Because it’s 60 years later. Because a black man is in the White House. Because Herman Cain won presidential straw polls across the South. Because black men have held high leadership positions in both political parties. Because America isn’t a racist country anymore. Take “2001: A Space Odyssey” out of space and you’ve got a different movie. Schultz’s comparison is nuts because, in storytelling, the setting matters.

Beyond that, the only thing Martin has in common with Till is that it appears he was murdered. The facts aren’t in. His Hispanic alleged assailant hasn’t even been charged with a crime. But even if George Zimmerman did kill Trayvon Martin, even if the Ku Klux Klan relaxed their admission requirements and coronated Zimmerman as their first Latino grand wizard, what would it mean?

There were 987 murders in Florida in 2010, the most recent year for which statistics are available. Each murder was assuredly tragic for families and communities, but in a state with a population of over 19 million, Florida’s murder rate isn’t even in the nation’s top ten. So why is this one tragedy among many getting so much national attention?

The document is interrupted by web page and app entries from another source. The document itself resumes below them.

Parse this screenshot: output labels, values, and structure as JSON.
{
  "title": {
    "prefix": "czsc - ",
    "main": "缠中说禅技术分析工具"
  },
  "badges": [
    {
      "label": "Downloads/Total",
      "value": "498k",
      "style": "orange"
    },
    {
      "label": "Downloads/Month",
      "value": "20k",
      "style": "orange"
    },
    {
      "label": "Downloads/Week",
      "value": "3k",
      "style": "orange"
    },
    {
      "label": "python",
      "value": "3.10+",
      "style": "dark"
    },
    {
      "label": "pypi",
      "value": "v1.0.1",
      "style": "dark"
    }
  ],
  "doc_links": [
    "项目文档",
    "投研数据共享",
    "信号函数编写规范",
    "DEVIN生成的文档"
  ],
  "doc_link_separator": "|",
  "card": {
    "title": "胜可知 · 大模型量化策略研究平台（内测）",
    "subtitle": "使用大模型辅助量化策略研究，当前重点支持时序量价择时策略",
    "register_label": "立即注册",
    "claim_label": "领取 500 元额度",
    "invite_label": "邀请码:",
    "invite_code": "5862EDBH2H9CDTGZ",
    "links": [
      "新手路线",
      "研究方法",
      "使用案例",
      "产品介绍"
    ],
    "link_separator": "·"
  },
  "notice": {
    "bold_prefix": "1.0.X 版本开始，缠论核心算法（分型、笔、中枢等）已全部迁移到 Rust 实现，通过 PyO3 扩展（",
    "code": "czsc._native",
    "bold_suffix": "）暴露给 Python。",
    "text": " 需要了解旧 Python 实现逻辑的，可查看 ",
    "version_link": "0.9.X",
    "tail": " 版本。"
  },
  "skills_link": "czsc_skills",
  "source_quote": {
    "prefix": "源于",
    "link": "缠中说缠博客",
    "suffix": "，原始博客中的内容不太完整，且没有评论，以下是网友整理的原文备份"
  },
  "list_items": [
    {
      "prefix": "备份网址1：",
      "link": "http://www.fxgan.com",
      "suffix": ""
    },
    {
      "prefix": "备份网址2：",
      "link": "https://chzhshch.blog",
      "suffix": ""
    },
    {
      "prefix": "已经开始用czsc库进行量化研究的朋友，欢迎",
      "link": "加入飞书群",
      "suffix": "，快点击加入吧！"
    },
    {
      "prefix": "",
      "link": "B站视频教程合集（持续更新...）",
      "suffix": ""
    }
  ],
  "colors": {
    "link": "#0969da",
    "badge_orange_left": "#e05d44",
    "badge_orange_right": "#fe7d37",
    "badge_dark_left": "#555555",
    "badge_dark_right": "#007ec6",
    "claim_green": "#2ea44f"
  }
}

The first answer is that it’s easy. After working in media for four years on both sides of the desk, I can say with certainty that the modern media’s biggest bias is toward laziness. With notable exceptions, many reporters would like nothing better than to have a story fall into their laps — no research required. Making George Zimmerman the monster-du-jour with a backdrop of racism and a social justice motif eats up airtime, fills columns and helps lazy reporters get through their days. The stories write themselves — the truth be damned.

A better answer is ratings. Americans can still feel and hear the reverberating echoes from the horror that was slavery. Nearly half of our living citizens lived through the civil rights movement. And Hollywood films and TV shows have properly kept younger Americans aware of our nation’s past sins, so that we may not repeat them. In short, racism sells. Despite decades of societal healing, Americans are forever cognizant of and extremely sensitive to racial issues. Whether they pertain to crime or Hollywood or the rewriting of “Huckleberry Finn,” Americans will pay attention to racially divisive stories.

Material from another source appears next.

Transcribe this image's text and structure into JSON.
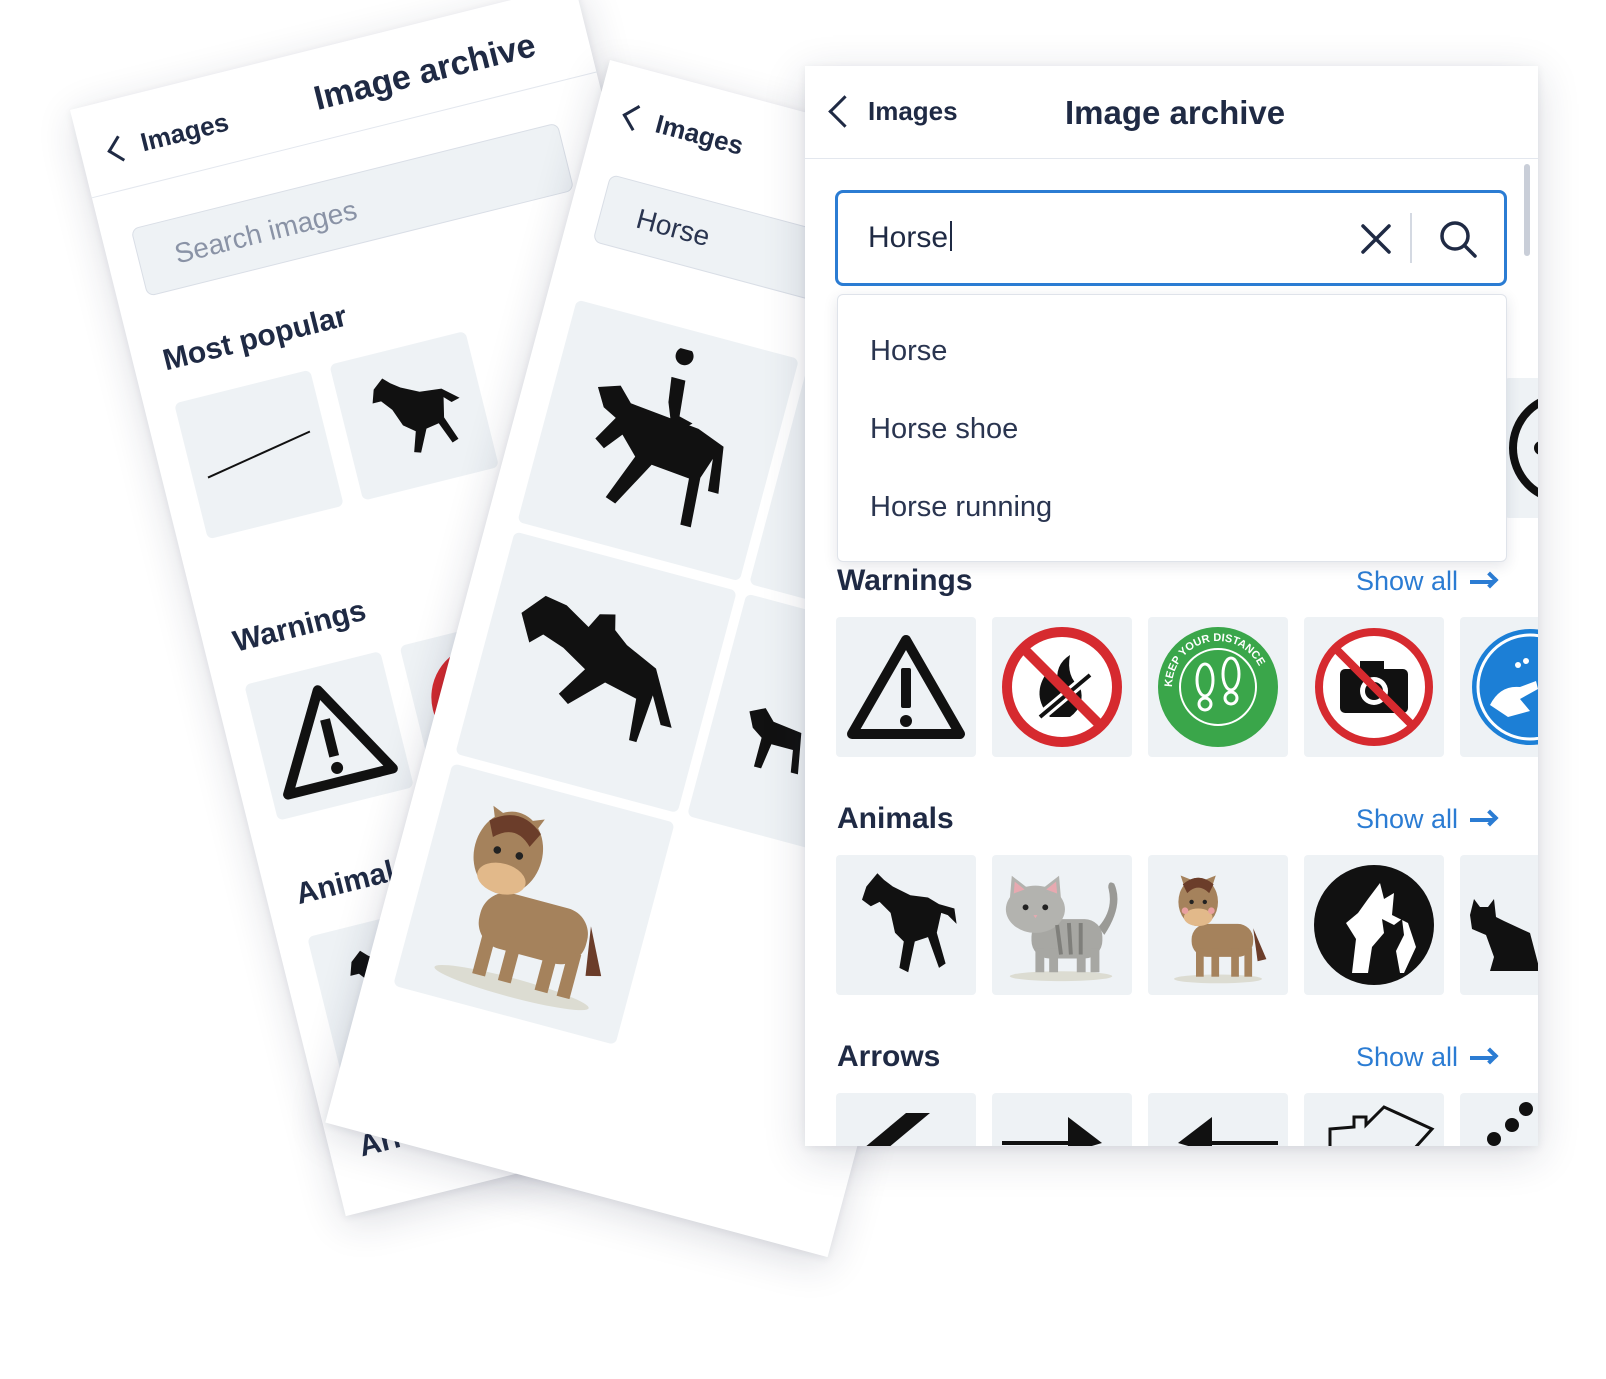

A third hypothesis involves the political affiliations of most in the media. Once upon a time, the left-right schism broke along the lines of the proper role of government, but that has changed in the last 20 years. Today, there seems to be a contest among many in the news world as to who can apologize most humbly for the evils perpetrated by America. Patriotism is too white and jingoistic and passé among the elite. The truly brave and avant garde modern journalist seeks to find new angles on past sins, while attaching new injustices to old ones. The Trayvon Martin tragedy fits nicely into that template.

My last theory is also the most uncomfortable. I can’t blame the media for America’s interest in monsters. Trayvon Martin’s very sad tale is in the same category as the stories about Casey Anthony, Natalie Holloway, Scott Peterson, etc. In a better world, these would be local news stories at best. These real-life horror stories have no bearing on the lives of anyone outside the victims’ families and communities. They add no value to our lives. They whittle our faith in each other and coarsen our culture. But they fall into an old media rule: If it bleeds, it leads. They stay in the news because Americans watch.

This isn’t Emmett Till redux. Trayvon Martin’s death is terrible and very sad. His loved ones and community are seeking justice. An earnest few are seeking to give his death greater meaning by attaching it to a cause. The rest of the harping multitudes are misusing a family tragedy to make Trayvon a martyr for political and personal gain.

Proof for my point will likely be provided by Jesse Jackson in the very near future.

Yates Walker is a conservative activist and writer. Before becoming involved in politics, he served honorably as a paratrooper and a medic in the U.S. Army’s 82nd Airborne Division. He can be reached at yateswalker@gmail.com.